Affirmative Action and
The decade of the 1960s was a significant period for the development of affirmative action, just as it was for social policy on a number of other important issues. By the end of the 1960s, a process was firmly in place that would dramatically transform affirmative action from an orientation grounded squarely on the principle of nondiscrimination in a literal sense to an approach that transcended a strict interpretation of the meaning of nondiscrimination. This transformation was accomplished largely through the use of numerical goals or targets for minority (and eventually female) employment and the limited preferences associated with those goals. Events that led to this significant shift had their roots in the social turmoil of the 1960s and the slow rate of progress achieved in the struggle to provide opportunities for racial minorities and women. The process of change began, however, only after the issuance of President Johnson's Executive Order 11246.
After the Department of Labor received responsibility for equal employment opportunity oversight with respect to government contractors as required by Johnson's order, Secretary of Labor Willard Wirtz established an enforcement agency within the department known as the Office of Federal Contract Compliance Programs (OFCCP).1 This new office soon began to focus attention on the construction industry.
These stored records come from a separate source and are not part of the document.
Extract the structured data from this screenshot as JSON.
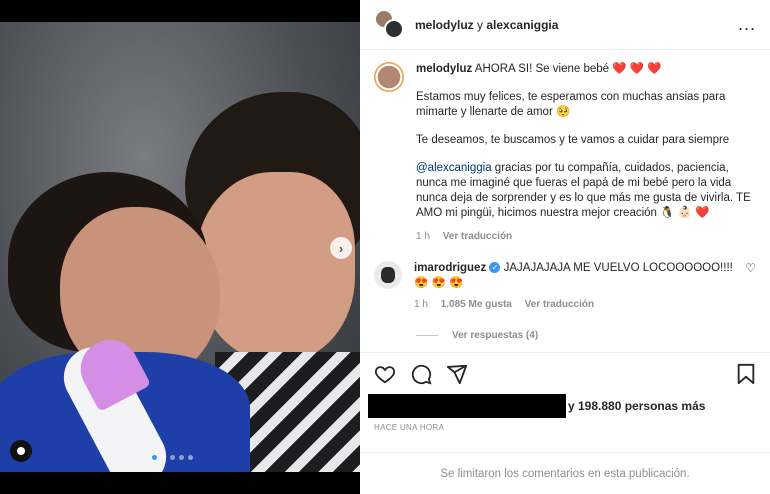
{
  "header": {
    "user1": "melodyluz",
    "connector": "y",
    "user2": "alexcaniggia",
    "more": "..."
  },
  "caption": {
    "username": "melodyluz",
    "line1": "AHORA SI! Se viene bebé ❤️ ❤️ ❤️",
    "para1": "Estamos muy felices, te esperamos con muchas ansias para mimarte y llenarte de amor 🥺",
    "para2": "Te deseamos, te buscamos y te vamos a cuidar para siempre",
    "mention": "@alexcaniggia",
    "para3": " gracias por tu compañía, cuidados, paciencia, nunca me imaginé que fueras el papá de mi bebé pero la vida nunca deja de sorprender y es lo que más me gusta de vivirla. TE AMO mi pingüi, hicimos nuestra mejor creación 🐧 👶🏻 ❤️",
    "time": "1 h",
    "translate": "Ver traducción"
  },
  "comment": {
    "username": "imarodriguez",
    "verified": "✓",
    "text": "JAJAJAJAJA ME VUELVO LOCOOOOOO!!!! 😍 😍 😍",
    "time": "1 h",
    "likes": "1.085 Me gusta",
    "translate": "Ver traducción",
    "replies": "Ver respuestas (4)"
  },
  "likes": {
    "text": "y 198.880 personas más"
  },
  "post_time": "HACE UNA HORA",
  "comments_limited": "Se limitaron los comentarios en esta publicación.",
  "icons": {
    "like": "heart-icon",
    "comment": "comment-icon",
    "share": "share-icon",
    "save": "bookmark-icon",
    "next": "chevron-right-icon",
    "tag": "user-tag-icon"
  },
  "carousel": {
    "count": 5,
    "active": 1
  },
  "colors": {
    "accent": "#3897f0",
    "text": "#262626",
    "muted": "#8e8e8e",
    "mention": "#00376b",
    "heart": "#ed4956"
  }
}
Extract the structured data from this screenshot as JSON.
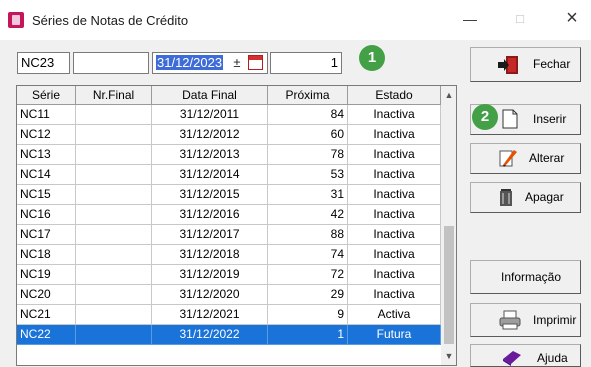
{
  "window": {
    "title": "Séries de Notas de Crédito"
  },
  "filters": {
    "serie": "NC23",
    "nr_final": "",
    "data_final": "31/12/2023",
    "proxima": "1",
    "spin_glyph": "±"
  },
  "callouts": {
    "one": "1",
    "two": "2"
  },
  "table": {
    "columns": [
      "Série",
      "Nr.Final",
      "Data Final",
      "Próxima",
      "Estado"
    ],
    "rows": [
      {
        "serie": "NC11",
        "nr_final": "",
        "data_final": "31/12/2011",
        "proxima": "84",
        "estado": "Inactiva"
      },
      {
        "serie": "NC12",
        "nr_final": "",
        "data_final": "31/12/2012",
        "proxima": "60",
        "estado": "Inactiva"
      },
      {
        "serie": "NC13",
        "nr_final": "",
        "data_final": "31/12/2013",
        "proxima": "78",
        "estado": "Inactiva"
      },
      {
        "serie": "NC14",
        "nr_final": "",
        "data_final": "31/12/2014",
        "proxima": "53",
        "estado": "Inactiva"
      },
      {
        "serie": "NC15",
        "nr_final": "",
        "data_final": "31/12/2015",
        "proxima": "31",
        "estado": "Inactiva"
      },
      {
        "serie": "NC16",
        "nr_final": "",
        "data_final": "31/12/2016",
        "proxima": "42",
        "estado": "Inactiva"
      },
      {
        "serie": "NC17",
        "nr_final": "",
        "data_final": "31/12/2017",
        "proxima": "88",
        "estado": "Inactiva"
      },
      {
        "serie": "NC18",
        "nr_final": "",
        "data_final": "31/12/2018",
        "proxima": "74",
        "estado": "Inactiva"
      },
      {
        "serie": "NC19",
        "nr_final": "",
        "data_final": "31/12/2019",
        "proxima": "72",
        "estado": "Inactiva"
      },
      {
        "serie": "NC20",
        "nr_final": "",
        "data_final": "31/12/2020",
        "proxima": "29",
        "estado": "Inactiva"
      },
      {
        "serie": "NC21",
        "nr_final": "",
        "data_final": "31/12/2021",
        "proxima": "9",
        "estado": "Activa"
      },
      {
        "serie": "NC22",
        "nr_final": "",
        "data_final": "31/12/2022",
        "proxima": "1",
        "estado": "Futura"
      }
    ],
    "selected_serie": "NC22"
  },
  "buttons": {
    "fechar": "Fechar",
    "inserir": "Inserir",
    "alterar": "Alterar",
    "apagar": "Apagar",
    "informacao": "Informação",
    "imprimir": "Imprimir",
    "ajuda": "Ajuda"
  },
  "colors": {
    "selection": "#1a73d9",
    "callout": "#43a047",
    "app_icon": "#c2185b"
  },
  "icons": {
    "app": "app-icon",
    "calendar": "calendar-icon",
    "fechar": "exit-door-icon",
    "inserir": "blank-document-icon",
    "alterar": "pencil-edit-icon",
    "apagar": "trash-can-icon",
    "imprimir": "printer-icon",
    "ajuda": "help-book-icon"
  }
}
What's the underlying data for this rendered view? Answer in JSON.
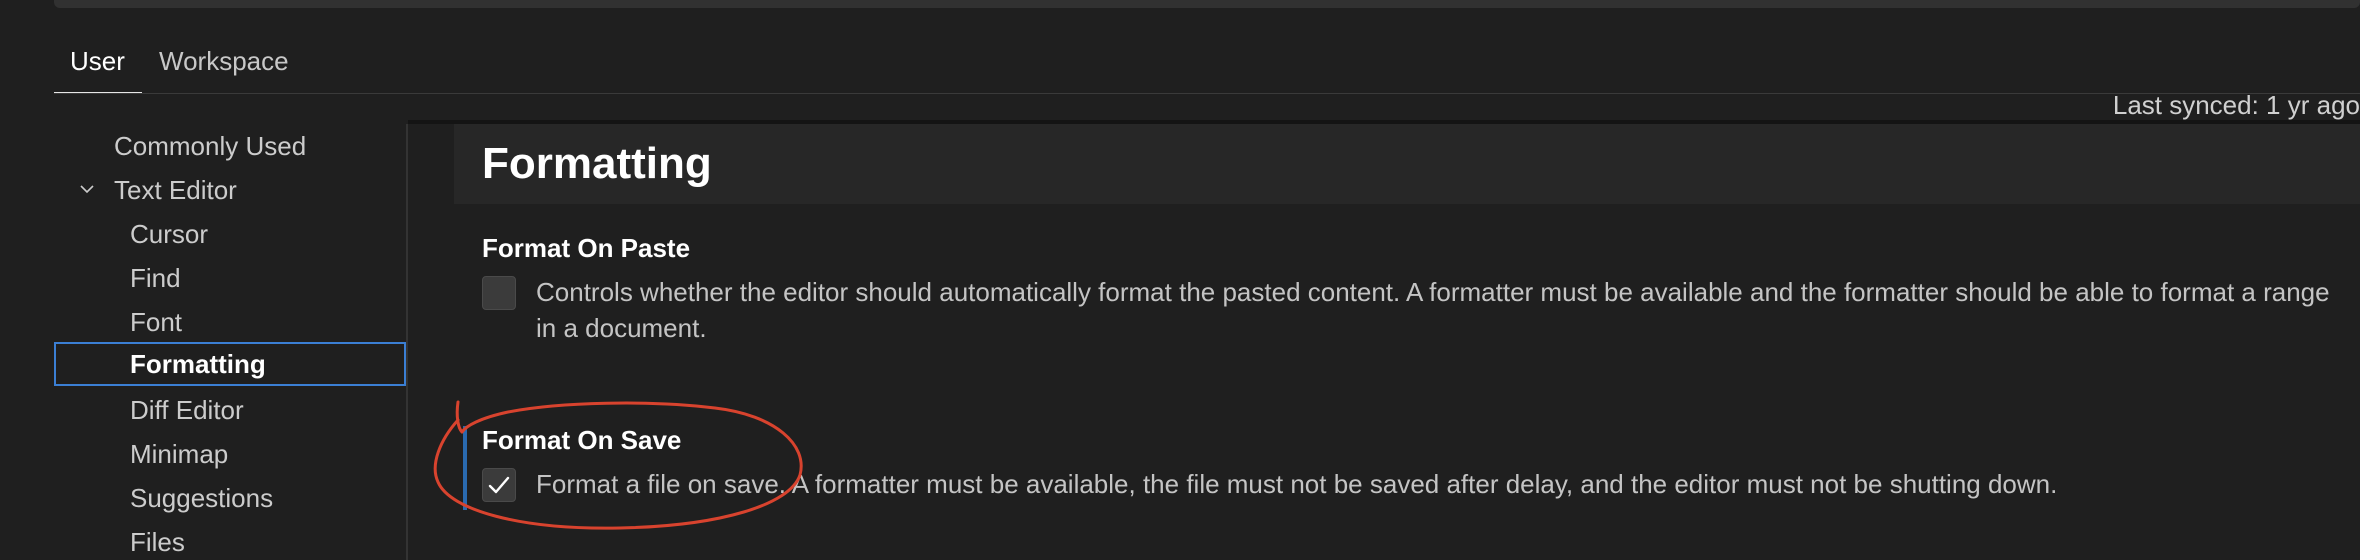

The construction trades and the unions that organized them were notorious for discriminatory behavior. Minority workers were excluded from federally assisted apprenticeship